الصفحة رقم: 2
[237]—Oxalis Caprina.. [238]—Senecio Elegans. [239]—Amaryllis Atamasco. [240]—Pelargonium Tricolor. [241]—Fagonia Cretica. [242]—Veronica Decussata. [243]—Argemone Mexicana. [244]—Ipomœa Quamoclit. [245]—Teucrium Latifolium. [246]—Aquilegia Canadensis. [247]—Scabiosa Atropurpurea. [248]—Vinca Rosea. [249]—Cineraria Amelloides. [250]—Myrtus Tomentosa. [251]—Allium Descendens. [252]—Campanula Grandiflora. INDEX—Latin INDEX—English


Buchnera Viscosa. Clammy Buchnera.

Class and Order.

Didynamia Angiospermia.

Generic Character.

Cal. obsolete 5-dentatus. Corollæ limbus 5-fidus, æqualis: lobis cordatis. Caps. 2-locularis.

Specific Character and Synonyms.

BUCHNERA viscosa foliis lineari-lanceolatis laxe dentatis subglutinosis, floribus pedunculatis, caule fruticoso. L' Herit. Strip. nov. tom. 2. tab. 34. Ait. Kew. V. 2. p. 357.

Buchnera is a genus of plants established by Linnæus in honour of A. E. Buchner, a German naturalist.

Of this genus, nine species are enumerated in the 14th edition of the Systema Vegetabilium, by Professor Murray.

We learn from Mr. Aiton, that the present species (a native of the Cape) was introduced to the royal garden at Kew in 1774.

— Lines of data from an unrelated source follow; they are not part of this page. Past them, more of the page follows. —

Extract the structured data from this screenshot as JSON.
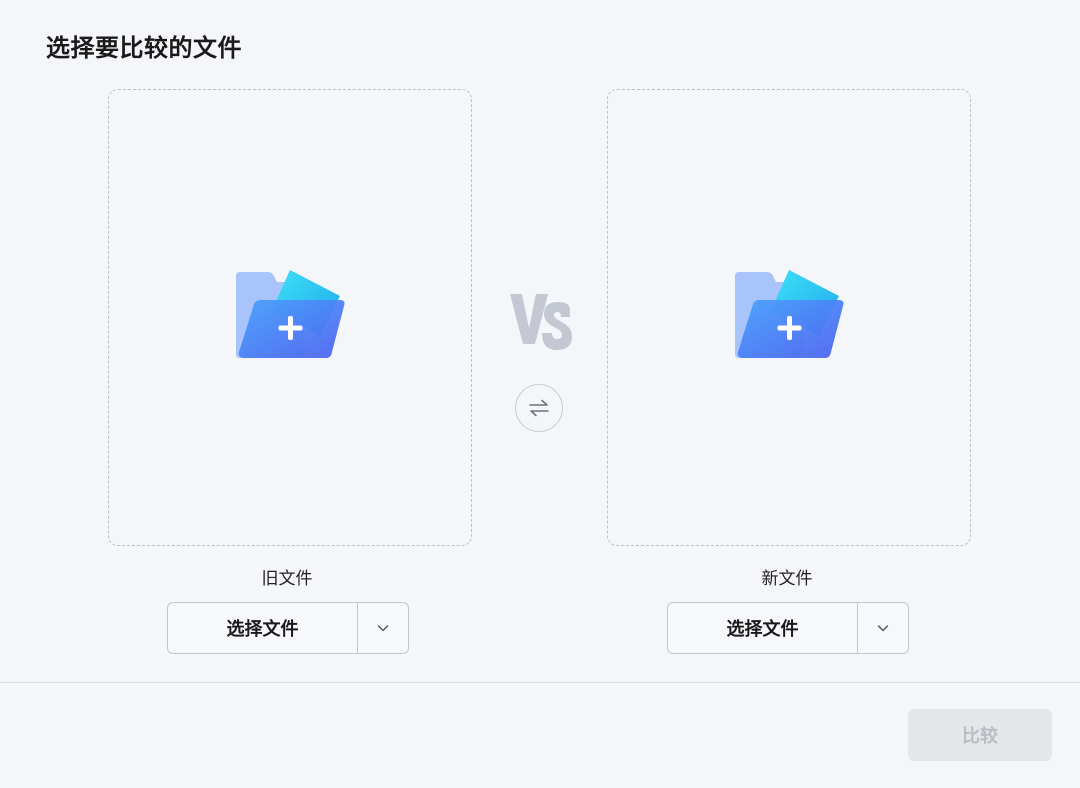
{
  "header": {
    "title": "选择要比较的文件"
  },
  "old_file": {
    "label": "旧文件",
    "select_button": "选择文件",
    "dropdown_icon": "chevron-down-icon",
    "drop_icon": "folder-add-icon"
  },
  "new_file": {
    "label": "新文件",
    "select_button": "选择文件",
    "dropdown_icon": "chevron-down-icon",
    "drop_icon": "folder-add-icon"
  },
  "middle": {
    "vs_text": "VS",
    "swap_icon": "swap-arrows-icon"
  },
  "footer": {
    "compare_button": "比较",
    "compare_enabled": false
  },
  "colors": {
    "background": "#f4f6fa",
    "folder_back": "#a9c4fb",
    "folder_front": "#4f7cf7",
    "folder_paper": "#22c8f0",
    "vs_text": "#c4c8d2",
    "disabled_button": "#e4e6ea"
  }
}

It cannot boast much beauty, yet as it occupies but little room, grows readily from cuttings, and flowers during most of the summer: it obtains a place in most greenhouses.


Disandra Prostrata. Trailing Disandra.

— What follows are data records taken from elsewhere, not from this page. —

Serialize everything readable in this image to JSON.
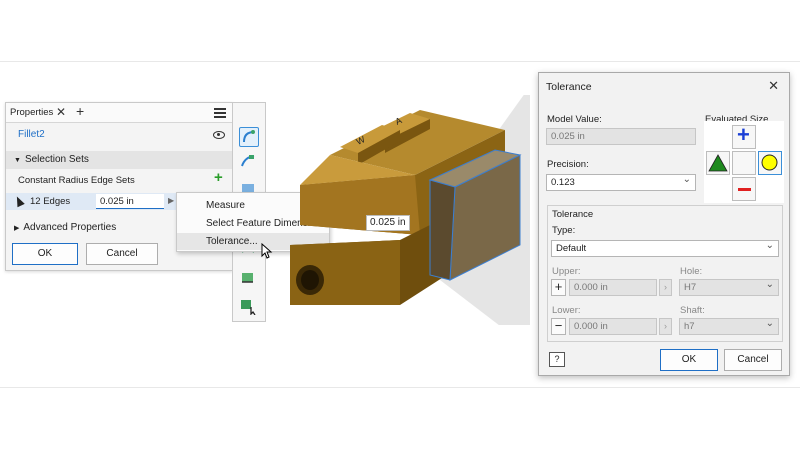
{
  "properties": {
    "tab_label": "Properties",
    "tab_close": "✕",
    "tab_add": "+",
    "feature_name": "Fillet2",
    "selection_sets_header": "Selection Sets",
    "edge_sets_label": "Constant Radius Edge Sets",
    "edges_label": "12 Edges",
    "radius_value": "0.025 in",
    "advanced_header": "Advanced Properties",
    "ok_label": "OK",
    "cancel_label": "Cancel"
  },
  "context_menu": {
    "items": [
      "Measure",
      "Select Feature Dimension",
      "Tolerance..."
    ],
    "highlighted_index": 2
  },
  "dimension_label": "0.025 in",
  "model_engraving": [
    "W",
    "A"
  ],
  "tolerance_dialog": {
    "title": "Tolerance",
    "model_value_label": "Model Value:",
    "model_value": "0.025 in",
    "precision_label": "Precision:",
    "precision_value": "0.123",
    "evaluated_size_label": "Evaluated Size",
    "tolerance_group_label": "Tolerance",
    "type_label": "Type:",
    "type_value": "Default",
    "upper_label": "Upper:",
    "upper_value": "0.000 in",
    "lower_label": "Lower:",
    "lower_value": "0.000 in",
    "hole_label": "Hole:",
    "hole_value": "H7",
    "shaft_label": "Shaft:",
    "shaft_value": "h7",
    "ok_label": "OK",
    "cancel_label": "Cancel"
  },
  "colors": {
    "accent": "#1f6fc6",
    "model_body": "#8b6414",
    "plus_green": "#2a9d2a",
    "triangle_green": "#1e8a1e",
    "circle_yellow": "#ffff00",
    "minus_red": "#e02020",
    "plus_blue": "#1a3fd6"
  }
}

Class and Order.

Heptandria Monogynia.

Generic Character.

Cal. sub 7-partitus. Cor. rotata, subseptem-partita. Caps. 2-locularis, polysperma.

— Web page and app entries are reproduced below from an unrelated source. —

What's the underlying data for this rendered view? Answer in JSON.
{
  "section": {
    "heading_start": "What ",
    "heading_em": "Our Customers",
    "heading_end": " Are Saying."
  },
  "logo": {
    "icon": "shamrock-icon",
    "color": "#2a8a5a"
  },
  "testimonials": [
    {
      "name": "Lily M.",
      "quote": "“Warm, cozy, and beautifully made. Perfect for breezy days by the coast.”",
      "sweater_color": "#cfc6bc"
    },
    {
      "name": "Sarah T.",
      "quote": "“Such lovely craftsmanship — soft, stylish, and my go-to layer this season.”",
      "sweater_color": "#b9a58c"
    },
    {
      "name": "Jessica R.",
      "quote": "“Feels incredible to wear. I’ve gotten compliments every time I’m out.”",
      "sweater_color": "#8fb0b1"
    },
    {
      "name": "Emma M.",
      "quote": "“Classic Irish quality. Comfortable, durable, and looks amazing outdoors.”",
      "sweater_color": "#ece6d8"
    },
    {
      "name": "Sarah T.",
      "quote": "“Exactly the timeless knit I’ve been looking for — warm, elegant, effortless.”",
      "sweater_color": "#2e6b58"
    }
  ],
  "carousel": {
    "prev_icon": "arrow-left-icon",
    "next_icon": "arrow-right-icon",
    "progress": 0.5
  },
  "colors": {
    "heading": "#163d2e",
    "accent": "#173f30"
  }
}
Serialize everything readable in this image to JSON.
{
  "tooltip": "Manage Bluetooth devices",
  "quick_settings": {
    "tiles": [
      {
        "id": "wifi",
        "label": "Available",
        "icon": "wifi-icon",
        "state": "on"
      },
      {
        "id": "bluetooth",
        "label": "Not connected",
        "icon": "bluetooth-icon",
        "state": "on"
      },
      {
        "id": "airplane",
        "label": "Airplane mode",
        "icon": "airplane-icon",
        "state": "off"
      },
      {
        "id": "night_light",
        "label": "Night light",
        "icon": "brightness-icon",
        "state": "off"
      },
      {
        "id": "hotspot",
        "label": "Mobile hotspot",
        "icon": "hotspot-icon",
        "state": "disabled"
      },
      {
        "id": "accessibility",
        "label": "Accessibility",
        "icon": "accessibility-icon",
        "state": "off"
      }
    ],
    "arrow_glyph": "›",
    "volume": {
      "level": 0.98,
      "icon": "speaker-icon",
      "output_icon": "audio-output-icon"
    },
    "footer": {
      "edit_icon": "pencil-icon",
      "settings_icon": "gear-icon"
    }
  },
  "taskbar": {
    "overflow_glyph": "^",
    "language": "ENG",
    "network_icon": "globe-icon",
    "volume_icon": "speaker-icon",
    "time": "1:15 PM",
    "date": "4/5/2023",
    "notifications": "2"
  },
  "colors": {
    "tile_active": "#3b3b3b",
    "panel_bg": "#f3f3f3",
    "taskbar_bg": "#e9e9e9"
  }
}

Specific Character and Synonyms.

DISANDRA prostrata. Linn. Syst. Vegetab. ed. 14. Murr. Suppl. Pl. p. 32. 214. Ait. Kew, V. 1. p. 493.

SIBTHORPIA peregrina. Linn. Sp. Pl. ed. 3. p. 880.

The foliage of this plant greatly resembles that of Ground Ivy, and its branches trail on the ground somewhat in the same manner, extending to the length of several feet; but it is not on the ground that it is best seen, as its flowers are apt to be hid among the leaves: it appears most advantageously when growing in a pot, placed on a pedestal, or in some elevated situation, where its branches may hang carelessly down: thus treated, when fully blown, it becomes a most pleasing object.